I'm crying right now. And if someone was to call me right now, they might think I was crazy because I'm crying over the death of a soap opera character. That's right! I said it! Police Chief Hal Munson of Oakdale is dead. And all of his loved ones on "As The World Turns" found out today. And though the actor who played him for about twenty years, soap star Benjamin Hendrickson actually committed suicide at his New York home back in early July of this year, it still brought tears to my eyes.

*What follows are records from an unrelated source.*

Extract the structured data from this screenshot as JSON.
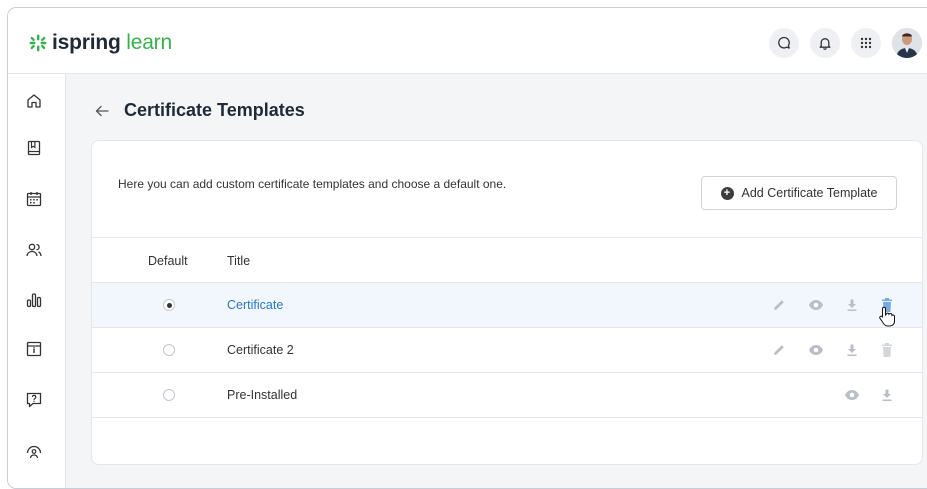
{
  "app": {
    "logo_bold": "ispring",
    "logo_light": " learn",
    "brand_color": "#35b34a"
  },
  "topbar": {
    "icons": [
      "chat-icon",
      "bell-icon",
      "apps-grid-icon"
    ],
    "avatar": "user-avatar"
  },
  "sidebar": {
    "items": [
      {
        "name": "home-icon"
      },
      {
        "name": "book-icon"
      },
      {
        "name": "calendar-icon"
      },
      {
        "name": "people-icon"
      },
      {
        "name": "reports-icon"
      },
      {
        "name": "catalog-icon"
      },
      {
        "name": "help-icon"
      },
      {
        "name": "admin-icon"
      }
    ]
  },
  "page": {
    "title": "Certificate Templates",
    "intro": "Here you can add custom certificate templates and choose a default one.",
    "add_button": "Add Certificate Template"
  },
  "table": {
    "columns": [
      "Default",
      "Title"
    ],
    "rows": [
      {
        "title": "Certificate",
        "default": true,
        "actions": [
          "edit-icon",
          "preview-icon",
          "download-icon",
          "delete-icon"
        ]
      },
      {
        "title": "Certificate 2",
        "default": false,
        "actions": [
          "edit-icon",
          "preview-icon",
          "download-icon",
          "delete-icon"
        ]
      },
      {
        "title": "Pre-Installed",
        "default": false,
        "actions": [
          "preview-icon",
          "download-icon"
        ]
      }
    ]
  },
  "colors": {
    "link": "#2776c7",
    "icon_muted": "#b9bfc7",
    "active_row": "#f2f7fd",
    "delete_hover": "#7aa9df"
  }
}
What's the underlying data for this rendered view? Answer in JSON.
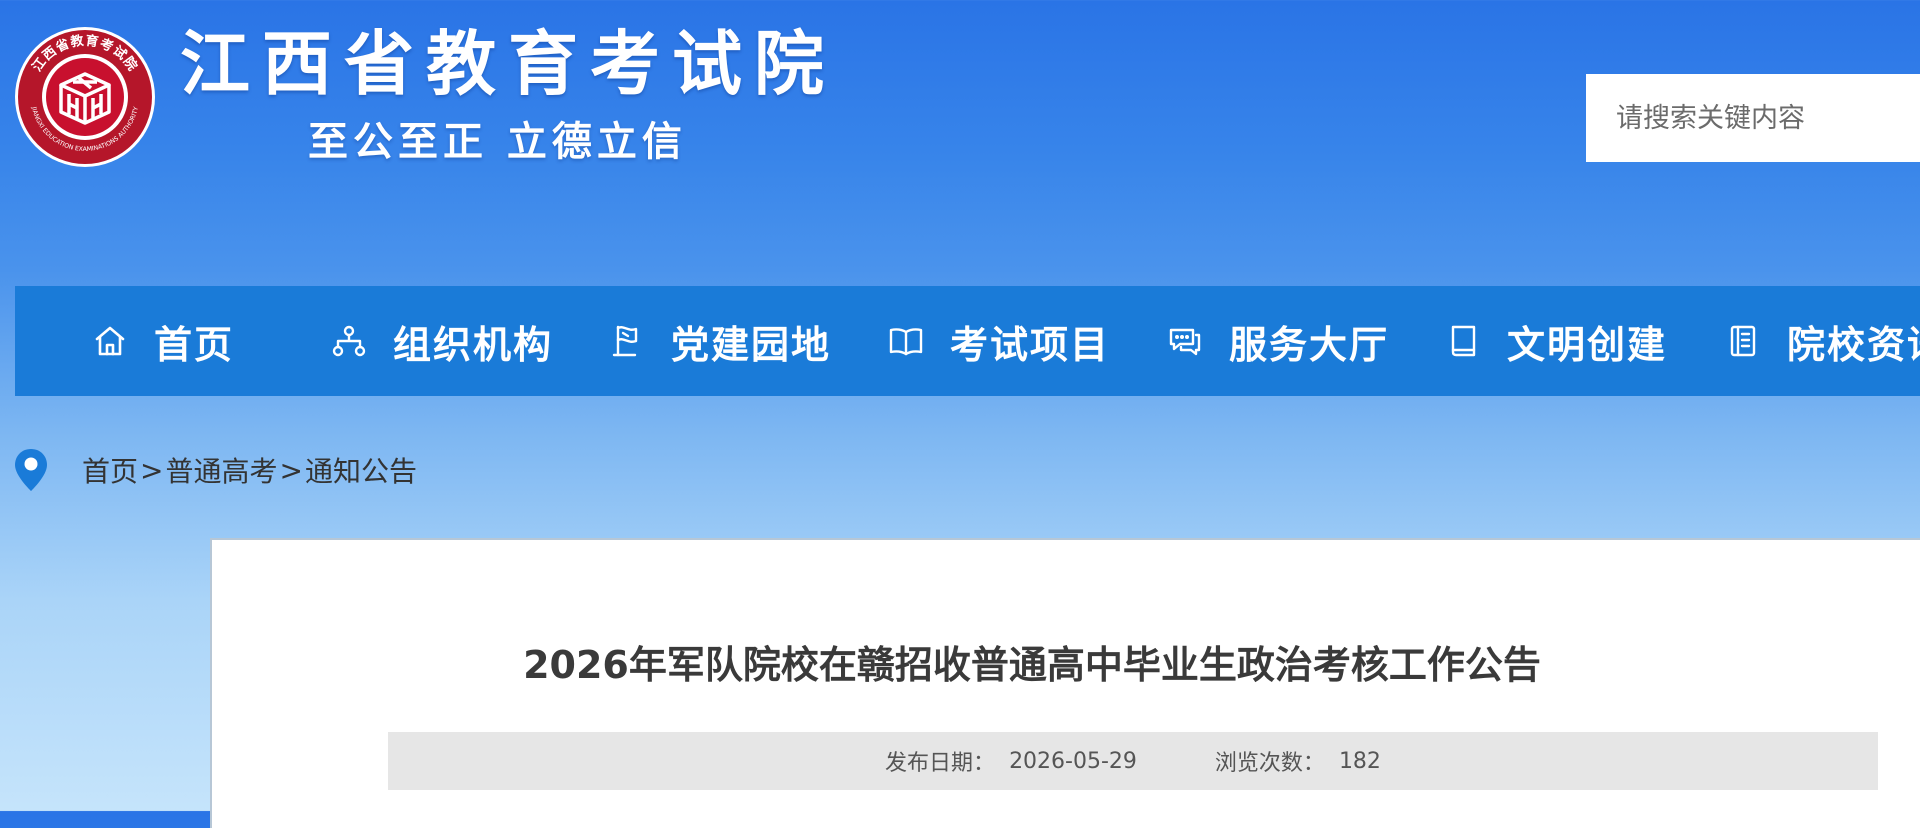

Though the show acknowledged the 55-year-old actor's passing at that time, they kept the character alive with minimal references until they could write it in. Hendrickson reportedly shot himself after falling into a deep depression following the cancer death of his mother. So, inside of those well-cued tears from his fellow actors, I'm certain there was an identification in their performances that came from a space of authenticity. Art imitates life and vice versa.
Saying goodbye to Hal is more to me than a favorite character gone. I grew up with Hal because my late mother, Queen Elizabeth Riley, raised my siblings (another brother and a sister) and me up on CBS Soaps - "The Young & The Restless" (now hiply called "Y&R"); "Bold & The Beautiful"; "Guiding Light"; and "As The World Turns". You could set your clock and compass by where mom and the kids would be during the windows of time that these "stories" aired (comprehensively during the summer and whatever of the line-up was left once we got out of school.). We would get our after-school snack and watch excitedly alongside mom (on her bed or on the couch in the den). Or, sometimes if she was in her room laying down, we kids would watch from the den and yell back-and-forth on the high drama that may have unfolded on that given afternoon. Perhaps something Victor Newman did on "Y&R". Or did the "Forresters" accelerate the age of another character, making us wonder how Brooke, who just gave birth last year could be attending her child's medical school graduation one year later? Unbelievable, but we still watched tangibly - as if our lives depended on it. On big cliffhanger days (Friday), we might start out watching in separate rooms, but you could rest assured we'd end up watching together as the drama unfolded and then we'd sometimes sit in silence or awe as we were left to wait a weekend to witness the conundrum resolved or delayed (as the twists and turns would sometimes leave us hanging, even on Monday). The soaps brought us much joy and those characters were and are our family and friends. As siblings who couldn't be more different - most in particular, my brother and me, we - for sure - had a jones for this programming in common. And that sometimes kept peace in the house.
And here inside of our adult years, my siblings and I are less likely to be a daily, captive audience to "As The World Turns" or any of the soaps as we have matured and now lead busy lives - hundreds of miles away from each other. But a whoppingly empty and blue twelve years since our mom, the ringleader, passed away, we still check in with the "stories" and then with each other for updates (soap opera's first on the catch up agenda. then, if there's time, we might catch up on our real lives).
REST IN PEACE, BENJAMIN HENDRICKSON.
REST IN PEACE, HAL MUNSON.
REST IN PEACE, QUEEN ELIZABETH RILEY (MOM).